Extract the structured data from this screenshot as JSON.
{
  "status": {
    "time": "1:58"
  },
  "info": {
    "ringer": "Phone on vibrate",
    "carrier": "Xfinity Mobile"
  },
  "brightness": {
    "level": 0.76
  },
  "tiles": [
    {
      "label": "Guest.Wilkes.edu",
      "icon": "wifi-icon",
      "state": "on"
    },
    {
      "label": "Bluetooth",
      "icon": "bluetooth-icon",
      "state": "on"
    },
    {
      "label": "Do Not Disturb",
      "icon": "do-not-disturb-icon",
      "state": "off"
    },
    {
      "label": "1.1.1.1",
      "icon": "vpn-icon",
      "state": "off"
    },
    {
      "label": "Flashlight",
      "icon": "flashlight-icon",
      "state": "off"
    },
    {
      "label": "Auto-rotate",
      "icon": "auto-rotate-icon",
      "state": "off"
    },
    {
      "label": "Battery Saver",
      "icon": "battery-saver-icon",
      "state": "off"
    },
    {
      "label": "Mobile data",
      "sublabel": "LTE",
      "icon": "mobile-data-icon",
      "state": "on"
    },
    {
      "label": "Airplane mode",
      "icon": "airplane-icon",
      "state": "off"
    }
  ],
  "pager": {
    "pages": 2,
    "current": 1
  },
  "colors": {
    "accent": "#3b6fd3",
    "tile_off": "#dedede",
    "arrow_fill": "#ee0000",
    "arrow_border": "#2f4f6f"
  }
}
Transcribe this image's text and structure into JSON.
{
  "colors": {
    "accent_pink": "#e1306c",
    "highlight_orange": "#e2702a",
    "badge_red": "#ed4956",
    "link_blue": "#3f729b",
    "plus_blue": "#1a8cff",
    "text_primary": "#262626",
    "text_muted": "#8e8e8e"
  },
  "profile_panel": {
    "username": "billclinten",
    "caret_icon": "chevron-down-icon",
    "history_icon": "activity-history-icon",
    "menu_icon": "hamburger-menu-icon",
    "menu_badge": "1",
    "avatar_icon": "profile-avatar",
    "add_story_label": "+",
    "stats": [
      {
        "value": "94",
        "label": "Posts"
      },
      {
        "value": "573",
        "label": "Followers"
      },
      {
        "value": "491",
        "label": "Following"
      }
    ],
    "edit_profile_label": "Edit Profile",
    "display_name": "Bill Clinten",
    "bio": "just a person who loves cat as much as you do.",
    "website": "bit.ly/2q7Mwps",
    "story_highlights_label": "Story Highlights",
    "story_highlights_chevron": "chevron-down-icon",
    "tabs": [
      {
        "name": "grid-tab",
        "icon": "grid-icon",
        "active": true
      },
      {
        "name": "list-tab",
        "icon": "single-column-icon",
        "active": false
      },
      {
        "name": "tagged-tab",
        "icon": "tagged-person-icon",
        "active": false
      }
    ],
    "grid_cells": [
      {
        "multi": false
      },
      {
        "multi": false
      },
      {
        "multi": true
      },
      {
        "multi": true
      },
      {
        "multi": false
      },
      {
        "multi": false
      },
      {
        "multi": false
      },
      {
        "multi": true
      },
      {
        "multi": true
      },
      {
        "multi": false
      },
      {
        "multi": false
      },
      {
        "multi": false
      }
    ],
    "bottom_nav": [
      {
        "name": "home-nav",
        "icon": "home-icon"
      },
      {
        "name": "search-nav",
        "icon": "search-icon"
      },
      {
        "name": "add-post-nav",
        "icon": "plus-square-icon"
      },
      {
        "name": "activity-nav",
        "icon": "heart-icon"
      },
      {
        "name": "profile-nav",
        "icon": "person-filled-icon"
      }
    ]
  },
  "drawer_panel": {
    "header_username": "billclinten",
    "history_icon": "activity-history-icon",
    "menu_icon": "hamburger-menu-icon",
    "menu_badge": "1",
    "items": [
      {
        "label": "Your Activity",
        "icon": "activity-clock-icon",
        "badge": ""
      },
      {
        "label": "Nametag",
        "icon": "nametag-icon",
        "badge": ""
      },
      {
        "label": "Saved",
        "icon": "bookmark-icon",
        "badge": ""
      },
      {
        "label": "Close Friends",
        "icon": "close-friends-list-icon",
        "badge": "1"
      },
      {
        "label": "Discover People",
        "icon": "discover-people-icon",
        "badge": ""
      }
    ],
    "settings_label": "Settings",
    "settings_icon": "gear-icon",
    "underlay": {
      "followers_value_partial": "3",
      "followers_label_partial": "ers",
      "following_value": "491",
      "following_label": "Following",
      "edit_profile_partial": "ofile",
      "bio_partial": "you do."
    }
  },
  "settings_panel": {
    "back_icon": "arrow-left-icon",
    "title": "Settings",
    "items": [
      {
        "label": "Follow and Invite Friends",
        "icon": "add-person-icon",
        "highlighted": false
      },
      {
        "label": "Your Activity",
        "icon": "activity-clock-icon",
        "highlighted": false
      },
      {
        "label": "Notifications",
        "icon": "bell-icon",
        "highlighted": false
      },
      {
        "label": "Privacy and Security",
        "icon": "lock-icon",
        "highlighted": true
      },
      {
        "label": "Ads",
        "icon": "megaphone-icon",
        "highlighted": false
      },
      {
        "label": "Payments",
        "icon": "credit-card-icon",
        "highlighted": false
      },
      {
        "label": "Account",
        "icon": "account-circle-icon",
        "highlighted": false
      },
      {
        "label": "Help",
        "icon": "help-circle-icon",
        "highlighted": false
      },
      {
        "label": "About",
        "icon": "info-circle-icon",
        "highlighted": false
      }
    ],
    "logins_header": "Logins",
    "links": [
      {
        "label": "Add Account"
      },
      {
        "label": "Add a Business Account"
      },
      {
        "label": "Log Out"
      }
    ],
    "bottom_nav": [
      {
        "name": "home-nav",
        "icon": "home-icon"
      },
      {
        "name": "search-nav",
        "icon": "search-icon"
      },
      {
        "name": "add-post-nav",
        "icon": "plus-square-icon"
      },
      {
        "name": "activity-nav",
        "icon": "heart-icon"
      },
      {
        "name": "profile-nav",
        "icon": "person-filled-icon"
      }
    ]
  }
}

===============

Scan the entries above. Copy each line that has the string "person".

- [Task output]:
    "bio": "just a person who loves cat as much as you do.",
        "icon": "tagged-person-icon",
        "icon": "person-filled-icon"
        "icon": "add-person-icon",
        "icon": "person-filled-icon"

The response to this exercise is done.